2002 Denver Annual Meeting (October 27-30, 2002)

Paper No. 2
Presentation Time: 8:35 AM


LEWIS, Jonathan C., Geosciences, Univ of Massachusetts, Morrill Science Center, 611 North Pleasant Street, Amherst, MA 01003-9297, TWISS, Robert J., Univ California - Davis, 1 Shields Ave, Davis, CA 95616-8605, PLUHAR, Christopher J., Earth Sciences Dept, Univ of California, 1156 High St, Santa Cruz, CA 95064-1077 and UNRUH, Jeffrey R., Lettis & Assoc., Inc, 1777 Botelho Dr., Suite 262, Walnut Creek, CA 94596, lewis@geo.umass.edu

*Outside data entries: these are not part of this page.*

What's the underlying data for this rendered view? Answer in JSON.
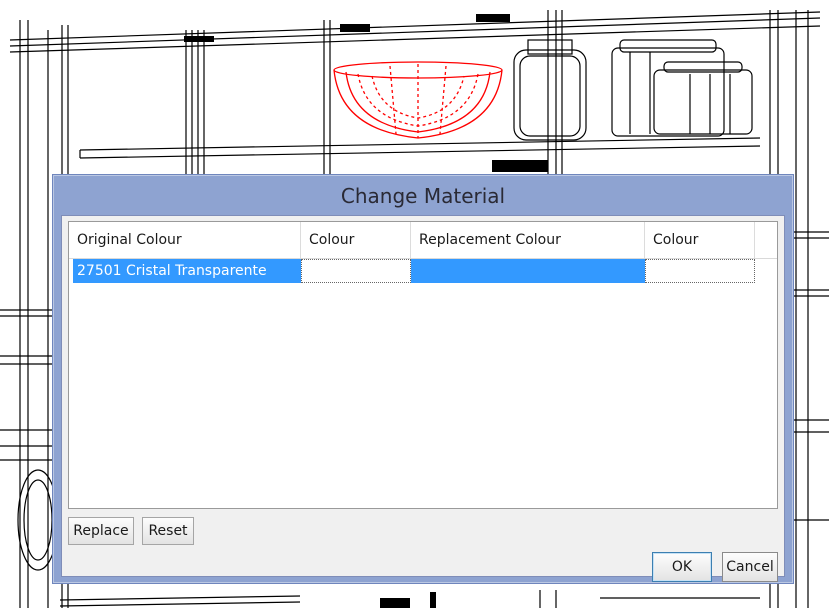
{
  "dialog": {
    "title": "Change Material",
    "columns": [
      "Original Colour",
      "Colour",
      "Replacement Colour",
      "Colour"
    ],
    "rows": [
      {
        "original_colour": "27501 Cristal Transparente",
        "colour_swatch": "#ffffff",
        "replacement_colour": "",
        "replacement_swatch": "#3399ff",
        "replacement_colour_swatch": "#ffffff"
      }
    ],
    "buttons": {
      "replace": "Replace",
      "reset": "Reset",
      "ok": "OK",
      "cancel": "Cancel"
    }
  },
  "colors": {
    "selection": "#3399ff",
    "dialog_frame": "#8ea3d1",
    "highlighted_object": "#ff0000",
    "wireframe": "#000000"
  },
  "background": {
    "scene": "3D wireframe view of shelving with jars and a red highlighted bowl",
    "highlighted_object_icon": "bowl-icon"
  }
}
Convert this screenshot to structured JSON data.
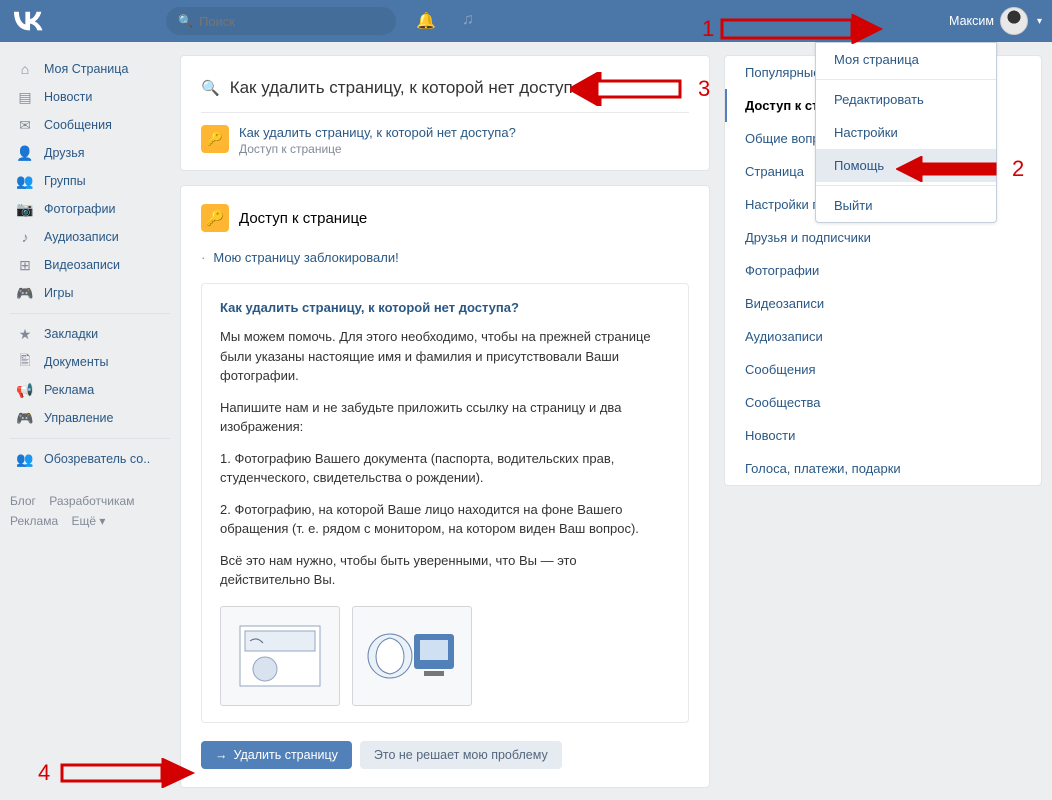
{
  "header": {
    "search_placeholder": "Поиск",
    "username": "Максим"
  },
  "sidebar": {
    "items": [
      "Моя Страница",
      "Новости",
      "Сообщения",
      "Друзья",
      "Группы",
      "Фотографии",
      "Аудиозаписи",
      "Видеозаписи",
      "Игры"
    ],
    "items2": [
      "Закладки",
      "Документы",
      "Реклама",
      "Управление"
    ],
    "items3": [
      "Обозреватель со.."
    ],
    "footer": {
      "blog": "Блог",
      "dev": "Разработчикам",
      "ads": "Реклама",
      "more": "Ещё"
    }
  },
  "dropdown": {
    "items": [
      "Моя страница",
      "Редактировать",
      "Настройки",
      "Помощь",
      "Выйти"
    ],
    "highlight_index": 3
  },
  "big_search": {
    "value": "Как удалить страницу, к которой нет доступа"
  },
  "result": {
    "title": "Как удалить страницу, к которой нет доступа?",
    "sub": "Доступ к странице"
  },
  "content": {
    "heading": "Доступ к странице",
    "link": "Мою страницу заблокировали!",
    "art_title": "Как удалить страницу, к которой нет доступа?",
    "p1": "Мы можем помочь. Для этого необходимо, чтобы на прежней странице были указаны настоящие имя и фамилия и присутствовали Ваши фотографии.",
    "p2": "Напишите нам и не забудьте приложить ссылку на страницу и два изображения:",
    "p3": "1. Фотографию Вашего документа (паспорта, водительских прав, студенческого, свидетельства о рождении).",
    "p4": "2. Фотографию, на которой Ваше лицо находится на фоне Вашего обращения (т. е. рядом с монитором, на котором виден Ваш вопрос).",
    "p5": "Всё это нам нужно, чтобы быть уверенными, что Вы — это действительно Вы.",
    "btn_primary": "Удалить страницу",
    "btn_secondary": "Это не решает мою проблему"
  },
  "tabs": [
    "Популярные",
    "Доступ к странице",
    "Общие вопросы",
    "Страница",
    "Настройки приватности",
    "Друзья и подписчики",
    "Фотографии",
    "Видеозаписи",
    "Аудиозаписи",
    "Сообщения",
    "Сообщества",
    "Новости",
    "Голоса, платежи, подарки"
  ],
  "tabs_active_index": 1,
  "annotations": {
    "n1": "1",
    "n2": "2",
    "n3": "3",
    "n4": "4"
  }
}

We compare deformation geometries inferred from fault kinematic data and from seismic focal mechanism solutions along the transtensional Sierra-North America margin in the Coso Range of eastern California. We use a micropolar continuum model to invert both data sets for the orientations and relative magnitudes of the principal strains and for the vorticity of fault blocks relative to that of the large-scale continuum deformation.

Shear fractures with kinematic indicators are observed in canyons cutting the late Cenozoic lava flows that underlie Wild Horse Mesa. 40Ar/39Ar whole-rock geochronology dates the lavas at <3.5 Ma and paleomagnetic data record finite clockwise rotations of 11 ± 6° (viewed down). The shear fractures are separable into two homogeneous subsets. The first is characterized by subhorizontal WSW-ENE maximum lengthening (d1), subhorizontal NNW-SSE maximum shortening (d3) and subvertical intermediate shortening (d2). The second subset is a plane strain characterized by a similar geometry but with d1 subvertical instead of d2. The faults that accommodate these two deformations define distinct preferred orientations that are spatially mixed. Assuming that the faults are coeval, these results suggest a fine scale of partitioning into strike-slip-dominated and thrust-dominated deformations.

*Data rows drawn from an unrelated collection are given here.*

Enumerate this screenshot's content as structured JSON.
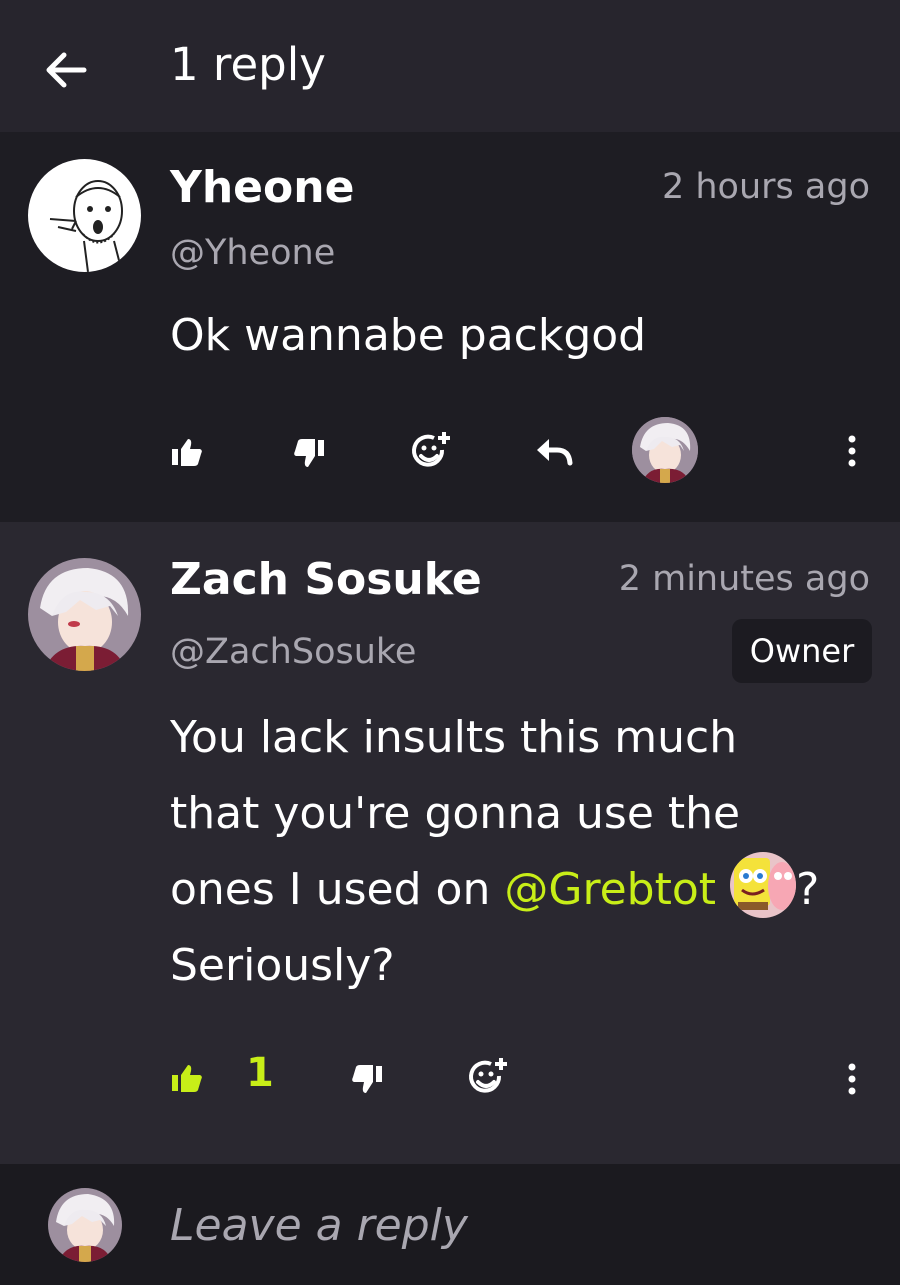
{
  "header": {
    "title": "1 reply",
    "back_icon": "back-arrow-icon"
  },
  "parent_comment": {
    "author": "Yheone",
    "handle": "@Yheone",
    "time": "2 hours ago",
    "text": "Ok wannabe packgod",
    "actions": [
      "thumbs-up-icon",
      "thumbs-down-icon",
      "add-reaction-icon",
      "reply-icon",
      "more-icon"
    ]
  },
  "reply_comment": {
    "author": "Zach Sosuke",
    "handle": "@ZachSosuke",
    "time": "2 minutes ago",
    "badge": "Owner",
    "text_line1": "You lack insults this much",
    "text_line2": "that you're gonna use the",
    "text_line3_before": "ones I used on ",
    "mention": "@Grebtot",
    "text_line3_after": "?",
    "text_line4": "Seriously?",
    "like_count": "1"
  },
  "reply_input": {
    "placeholder": "Leave a reply"
  },
  "colors": {
    "accent": "#c8ee18",
    "background": "#26242c",
    "muted": "#a9a7b0"
  }
}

Earthquake focal mechanisms likewise separate into two coeval homogeneous subsets, however these occur at distinct depths. The deep subset (5-8 km) has principal axes subparallel to those of the first subset of fault data (i.e., strike-slip). For the shallow subset (<5 km) the dk axes are subparallel to the deep subset except that d3 is vertical instead of d2. For these events the relative vorticity suggests that the fault blocks are rotating clockwise (viewed to the north) more slowly than the large-scale continuum. Both solutions are plane strain (d2=0).

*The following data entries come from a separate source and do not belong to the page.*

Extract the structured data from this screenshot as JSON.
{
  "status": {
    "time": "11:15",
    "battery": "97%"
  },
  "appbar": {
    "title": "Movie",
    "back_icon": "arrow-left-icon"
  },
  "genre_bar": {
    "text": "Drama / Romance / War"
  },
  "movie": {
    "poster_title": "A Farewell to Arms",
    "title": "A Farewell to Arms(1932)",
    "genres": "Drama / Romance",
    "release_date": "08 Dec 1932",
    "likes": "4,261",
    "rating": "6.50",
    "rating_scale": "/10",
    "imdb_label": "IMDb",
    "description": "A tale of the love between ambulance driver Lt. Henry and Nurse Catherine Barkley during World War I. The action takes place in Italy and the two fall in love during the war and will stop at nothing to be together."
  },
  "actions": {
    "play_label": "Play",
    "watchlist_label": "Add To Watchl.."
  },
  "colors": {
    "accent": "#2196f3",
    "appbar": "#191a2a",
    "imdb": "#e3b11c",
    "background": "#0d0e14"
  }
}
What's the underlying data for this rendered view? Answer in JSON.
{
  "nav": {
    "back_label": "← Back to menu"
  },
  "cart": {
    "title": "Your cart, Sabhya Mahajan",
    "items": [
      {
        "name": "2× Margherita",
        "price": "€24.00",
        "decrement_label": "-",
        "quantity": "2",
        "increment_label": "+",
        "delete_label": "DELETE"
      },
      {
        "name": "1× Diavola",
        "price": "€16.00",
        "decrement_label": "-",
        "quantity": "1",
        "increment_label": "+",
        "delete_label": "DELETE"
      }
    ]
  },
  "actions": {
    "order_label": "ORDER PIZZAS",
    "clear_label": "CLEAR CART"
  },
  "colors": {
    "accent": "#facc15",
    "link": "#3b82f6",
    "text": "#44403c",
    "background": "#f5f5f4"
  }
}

The results for seismicity are consistent with dextral strike-slip faulting at depth on a NW-striking fault with crustal thinning above. These characteristics are both included in the first subset of the fault data, which indicates strike-slip (subhorizontal d1 and d3) as well as a crustal thinning signature (non-plane strain with d2 shortening). We interpret the thrust-dominated subset of fault data to reflect local accommodation of block rotations.